Even more telling, some of these causes actually cut against the Kochs’ interests. Todd mentions the case of the auto bailouts. Government subsidization of the auto industry surely benefits oil companies such as Koch Industries. An example from my own field of expertise is the protection of property rights against eminent domain. Oil companies often benefit from takings (see here and here for recent examples). Yet the Cato Institute, the Institute for Justice, and many of the other groups the Kochs fund are among the leading critics of eminent domain. Cato’s Regulation magazine even recently published an article urging property rights activists to focus more attention on oil company takings (the article also notes that Institute for Justice-supported reforms have helped curb such takings already, but argues that IJ has not focused on the issue enough). 

These three errors are the most important flaws of Mayer’s piece. But they are not the only ones. There are also various smaller ones. For example, as Ed Lasky shows, Mayer uncritically and incorrectly accepts claims that liberal philanthropist George Soros only supports causes unrelated to his economic interests. I don’t agree with Lasky’s assertion that Soros’ giving is mainly motivated by a desire to “use his billions to make more billions by tapping his friends in high places in the Democratic Party.” Just as the Kochs support many libertarian causes unrelated to their interests, Soros supports many liberal causes unrelated to his. But it’s clear that some of the causes Soros supports are also likely to benefit him. Mayer also incorrectly describes the Bill of Rights Institute (for which I have done some consulting work) as a group that “promotes a conservative slant on the Constitution.” 

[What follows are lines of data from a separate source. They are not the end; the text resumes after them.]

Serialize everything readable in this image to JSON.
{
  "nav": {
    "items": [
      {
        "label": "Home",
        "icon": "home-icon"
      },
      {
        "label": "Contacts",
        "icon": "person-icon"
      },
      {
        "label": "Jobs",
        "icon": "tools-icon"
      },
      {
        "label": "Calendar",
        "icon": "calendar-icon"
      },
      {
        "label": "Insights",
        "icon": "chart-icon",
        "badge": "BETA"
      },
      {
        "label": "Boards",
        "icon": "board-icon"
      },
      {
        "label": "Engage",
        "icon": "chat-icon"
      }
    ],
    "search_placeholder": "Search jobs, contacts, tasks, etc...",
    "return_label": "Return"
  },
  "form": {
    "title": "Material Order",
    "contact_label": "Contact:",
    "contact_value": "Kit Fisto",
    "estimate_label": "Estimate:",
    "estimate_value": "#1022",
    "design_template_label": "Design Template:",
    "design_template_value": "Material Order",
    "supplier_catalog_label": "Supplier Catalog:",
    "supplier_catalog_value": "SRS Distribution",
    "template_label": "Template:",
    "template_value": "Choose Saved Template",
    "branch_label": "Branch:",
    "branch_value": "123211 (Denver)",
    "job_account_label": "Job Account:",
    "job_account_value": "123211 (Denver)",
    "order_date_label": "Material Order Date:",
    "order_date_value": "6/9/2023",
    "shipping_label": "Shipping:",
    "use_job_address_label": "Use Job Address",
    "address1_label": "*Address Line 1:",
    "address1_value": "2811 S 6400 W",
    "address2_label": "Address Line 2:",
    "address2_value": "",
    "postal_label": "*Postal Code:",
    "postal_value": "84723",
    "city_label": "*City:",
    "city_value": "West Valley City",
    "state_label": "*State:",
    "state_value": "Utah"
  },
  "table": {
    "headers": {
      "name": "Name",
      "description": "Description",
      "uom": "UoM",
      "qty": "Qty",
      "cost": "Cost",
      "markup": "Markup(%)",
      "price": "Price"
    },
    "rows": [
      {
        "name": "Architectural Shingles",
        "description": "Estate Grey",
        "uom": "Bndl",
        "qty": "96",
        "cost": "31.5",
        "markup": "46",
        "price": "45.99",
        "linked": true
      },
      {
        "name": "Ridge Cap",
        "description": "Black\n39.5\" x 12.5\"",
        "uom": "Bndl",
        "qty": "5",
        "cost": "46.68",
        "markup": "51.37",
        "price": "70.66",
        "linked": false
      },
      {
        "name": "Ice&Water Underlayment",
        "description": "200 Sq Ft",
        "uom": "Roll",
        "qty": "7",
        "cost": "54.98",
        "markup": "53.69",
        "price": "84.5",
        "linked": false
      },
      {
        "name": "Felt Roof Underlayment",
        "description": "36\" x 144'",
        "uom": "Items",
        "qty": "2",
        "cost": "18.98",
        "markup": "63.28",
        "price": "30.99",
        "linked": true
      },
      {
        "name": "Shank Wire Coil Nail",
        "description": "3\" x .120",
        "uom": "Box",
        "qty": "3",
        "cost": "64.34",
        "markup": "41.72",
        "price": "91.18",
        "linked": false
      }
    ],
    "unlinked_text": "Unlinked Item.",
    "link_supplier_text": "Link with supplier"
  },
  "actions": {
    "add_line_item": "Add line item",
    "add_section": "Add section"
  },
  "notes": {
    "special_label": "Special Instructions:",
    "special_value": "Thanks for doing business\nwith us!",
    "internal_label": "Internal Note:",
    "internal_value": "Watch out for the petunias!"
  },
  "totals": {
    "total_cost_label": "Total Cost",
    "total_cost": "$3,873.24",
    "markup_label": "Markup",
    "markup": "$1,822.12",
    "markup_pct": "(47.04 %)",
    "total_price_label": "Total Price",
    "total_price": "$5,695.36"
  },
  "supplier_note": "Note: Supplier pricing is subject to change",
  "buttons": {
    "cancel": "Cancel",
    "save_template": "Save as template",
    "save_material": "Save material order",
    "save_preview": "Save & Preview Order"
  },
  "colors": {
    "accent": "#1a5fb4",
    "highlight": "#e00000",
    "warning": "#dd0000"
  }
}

Much of Mayer’s article covers issues that I’m not familiar with. So I don’t know whether those parts are accurate or not. But her errors on subjects that I do know something about don’t exactly fill me with confidence in the reliability of the rest of her work.

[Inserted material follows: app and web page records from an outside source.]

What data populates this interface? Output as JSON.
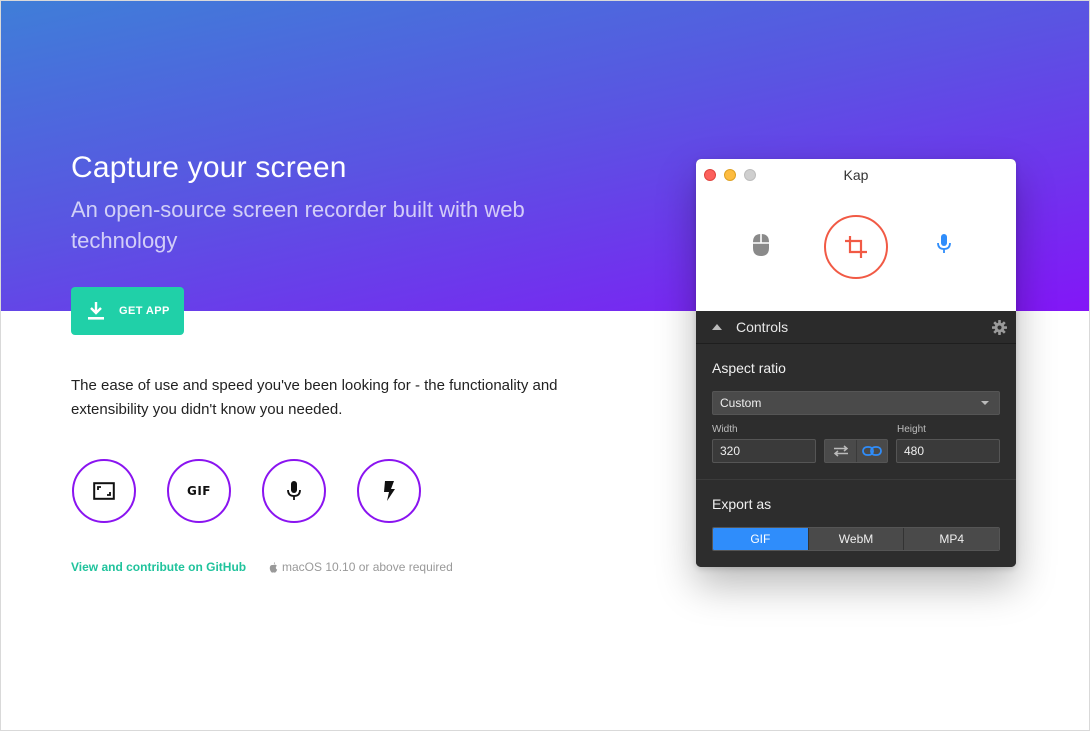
{
  "hero": {
    "headline": "Capture your screen",
    "subhead": "An open-source screen recorder built with web technology",
    "get_app_label": "GET APP"
  },
  "tagline": "The ease of use and speed you've been looking for - the functionality and extensibility you didn't know you needed.",
  "features": [
    {
      "icon": "aspect-ratio-icon"
    },
    {
      "icon": "gif-icon",
      "label": "GIF"
    },
    {
      "icon": "microphone-icon"
    },
    {
      "icon": "lightning-icon"
    }
  ],
  "footer": {
    "github_link": "View and contribute on GitHub",
    "requirement": "macOS 10.10 or above required"
  },
  "kap": {
    "title": "Kap",
    "controls_label": "Controls",
    "aspect_ratio_label": "Aspect ratio",
    "aspect_ratio_value": "Custom",
    "width_label": "Width",
    "width_value": "320",
    "height_label": "Height",
    "height_value": "480",
    "export_label": "Export as",
    "export_options": [
      "GIF",
      "WebM",
      "MP4"
    ],
    "export_selected": "GIF"
  },
  "colors": {
    "accent_green": "#20d0a8",
    "accent_purple": "#8a14f0",
    "crop_red": "#f15a45",
    "export_blue": "#2f8dfb"
  }
}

CONFLICT OF INTEREST WATCH: I am an adjunct scholar at the Cato Institute (an unpaid position). I have also done some work for the Institute for Justice, Cato, and a couple other organizations that the Kochs donate to. Much of this work was pro bono, while in some cases I received small payments (Gven the vastly greater amount of research funds available from liberal foundations, I could almost certainly have gotten as much or more from liberal funders had I been a left-wing academic). I should also mention that I have published articles in journals and spoken at conferences sponsored by organizations that got some of their funding from George Soros. 




The Volokh Conspiracy